Walker joined the Army in 2008 after attending the University of North Carolina, where he played on the basketball team, according to a UNC memorial web page.
“If you got to spend time with Mo Walker, you remembered it,” the student newspaper, The Daily Tar Heel, quoted former student Sam Rosenthal as saying. “He had a charisma and a warmth that just rubbed off and also a pride and a sense about himself. I had never met anybody with so much confidence and even borderline arrogance that never rubbed people the wrong way.”
Staff Sgt. Kurt Robert Curtiss
Curtiss joined the Army the day after the 9/11 attack, according to CNN affiliate KSL.

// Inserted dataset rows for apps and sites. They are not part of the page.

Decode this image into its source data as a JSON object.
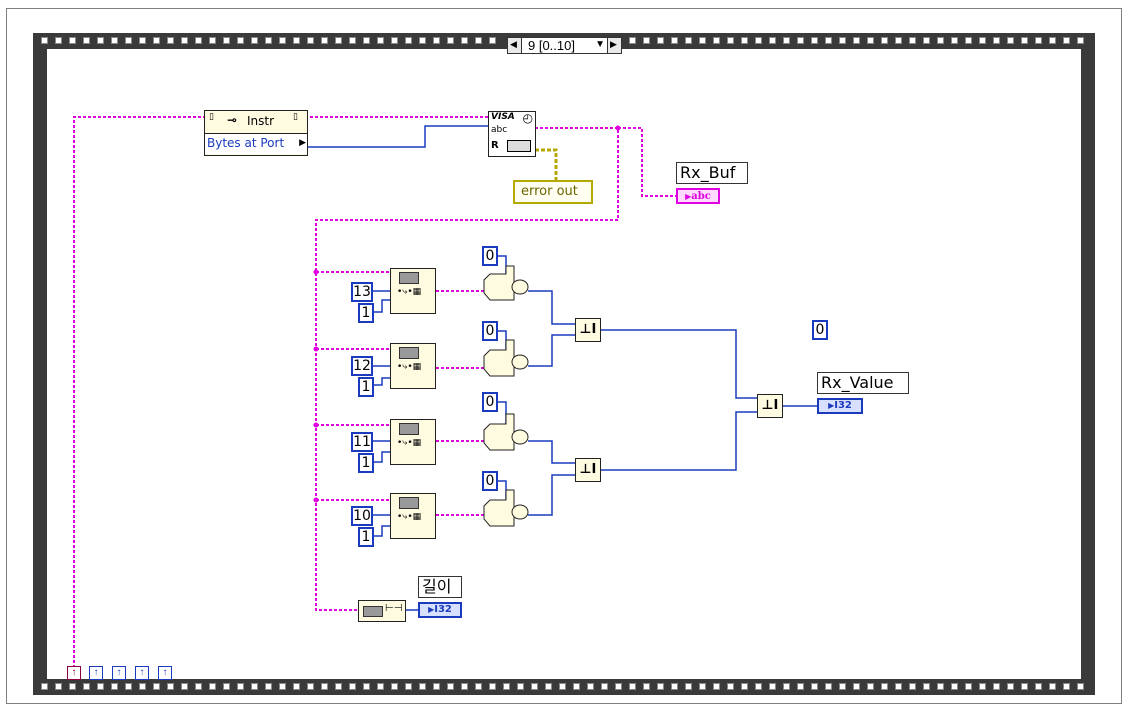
{
  "sequence": {
    "frame_label": "9 [0..10]"
  },
  "visa": {
    "property_node_label": "Instr",
    "property_label": "Bytes at Port",
    "read_icon_top": "VISA",
    "read_icon_mid": "abc",
    "read_icon_r": "R"
  },
  "indicators": {
    "error_out": "error out",
    "rx_buf": "Rx_Buf",
    "rx_value": "Rx_Value",
    "length_label": "길이"
  },
  "terminals": {
    "abc": "abc",
    "i32_a": "I32",
    "i32_b": "I32"
  },
  "constants": {
    "offsets": [
      "13",
      "12",
      "11",
      "10"
    ],
    "lengths": [
      "1",
      "1",
      "1",
      "1"
    ],
    "selects": [
      "0",
      "0",
      "0",
      "0"
    ],
    "free_zero": "0"
  },
  "colors": {
    "string_wire": "#e000e0",
    "numeric_wire": "#1a3bbd",
    "error_wire": "#b5a800",
    "frame": "#3a3a3a"
  },
  "icons": {
    "shift_register_arrow": "↑",
    "selector_prev": "◀",
    "selector_next": "▶",
    "selector_dropdown": "▼"
  }
}
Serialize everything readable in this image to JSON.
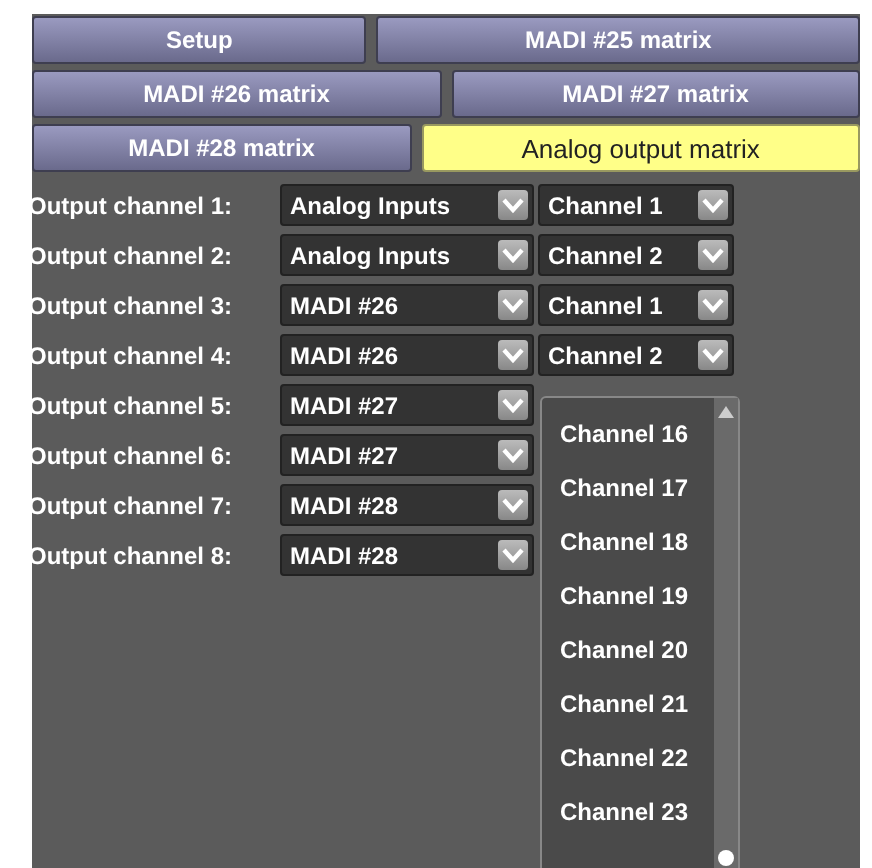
{
  "tab_rows": [
    [
      {
        "label": "Setup",
        "selected": false
      },
      {
        "label": "MADI #25 matrix",
        "selected": false
      }
    ],
    [
      {
        "label": "MADI #26 matrix",
        "selected": false
      },
      {
        "label": "MADI #27 matrix",
        "selected": false
      }
    ],
    [
      {
        "label": "MADI #28 matrix",
        "selected": false
      },
      {
        "label": "Analog output matrix",
        "selected": true
      }
    ]
  ],
  "outputs": [
    {
      "label": "Output channel 1:",
      "source": "Analog Inputs",
      "channel": "Channel 1"
    },
    {
      "label": "Output channel 2:",
      "source": "Analog Inputs",
      "channel": "Channel 2"
    },
    {
      "label": "Output channel 3:",
      "source": "MADI #26",
      "channel": "Channel 1"
    },
    {
      "label": "Output channel 4:",
      "source": "MADI #26",
      "channel": "Channel 2"
    },
    {
      "label": "Output channel 5:",
      "source": "MADI #27"
    },
    {
      "label": "Output channel 6:",
      "source": "MADI #27"
    },
    {
      "label": "Output channel 7:",
      "source": "MADI #28"
    },
    {
      "label": "Output channel 8:",
      "source": "MADI #28"
    }
  ],
  "open_list": {
    "items": [
      {
        "label": "Channel 16",
        "selected": false
      },
      {
        "label": "Channel 17",
        "selected": false
      },
      {
        "label": "Channel 18",
        "selected": false
      },
      {
        "label": "Channel 19",
        "selected": false
      },
      {
        "label": "Channel 20",
        "selected": false
      },
      {
        "label": "Channel 21",
        "selected": false
      },
      {
        "label": "Channel 22",
        "selected": false
      },
      {
        "label": "Channel 23",
        "selected": false
      }
    ]
  }
}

He was shot to death during a firefight in which his unit was supporting Afghan security forces in Paktika province on August 26, 2009.
The Murray, Utah, man died during what the Army called a clearing operation at a hospital at a medical clinic in Sar Hawza.
He was a well-regarded squad leader whose leadership style engendered fierce loyalty in at least one soldier — the squad member who faced an 0nslaught of enemy fire in an effort to rescue him, the Army said in a 2009 article about two soldiers awarded the Silver Star for actions during the firefight.
“When I first got here, he showed me everything,” the Army piece quoted one of those soldiers, Spec. Robert Parson, as saying. “Just small things that only a veteran would know.”
He left behind a wife, two small children, and a humorous reputation, his mother, Ruth Serrano, told KSL. “He was quite the joker,” she said. “He could cheer up anybody.”
Pfc. Matthew Michael Martinek
Martinek died September 11, 2009, at Landstuhl Regional Medical Center in Landstuhl, Germany, of injuries suffered from an attack about a week earlier in Afghanistan.
Enemy forces attacked his vehicle with a roadside bomb, a rocket-propelled grenade and small-arms fire in Paktika province.
His mother spoke to CNN affiliate KTUU, praising her son’s sacrifice. Martinek was sent to Afghanistan during the first quarter of 2009, the station said.
“What we hope will not be lost on the American people is the true heroism of the soldiers who risked their safety to relentlessly attempt to rescue Bowe,” said Cheryl Brandes. “One of those brave men was our son and brother Matthew Martinek.” Martinek, 20, was a native of DeKalb, Illinois.
Staff Sgt. Michael Chance Murphrey
Murphrey was killed in September 2009 when forces attacked his unit with a roadside bomb in Paktika province.
A native of Snyder, Texas, he was 25. According to an online obituary, Murphrey decided he wanted to be an Army paratrooper when his family took him skydiving on his 17th birthday. He loved to hunt, hike, camp and fish. Murphrey was survived by his wife and two young children, a son and daughter.
Photos courtesy of Google.com
Read more: Washington Post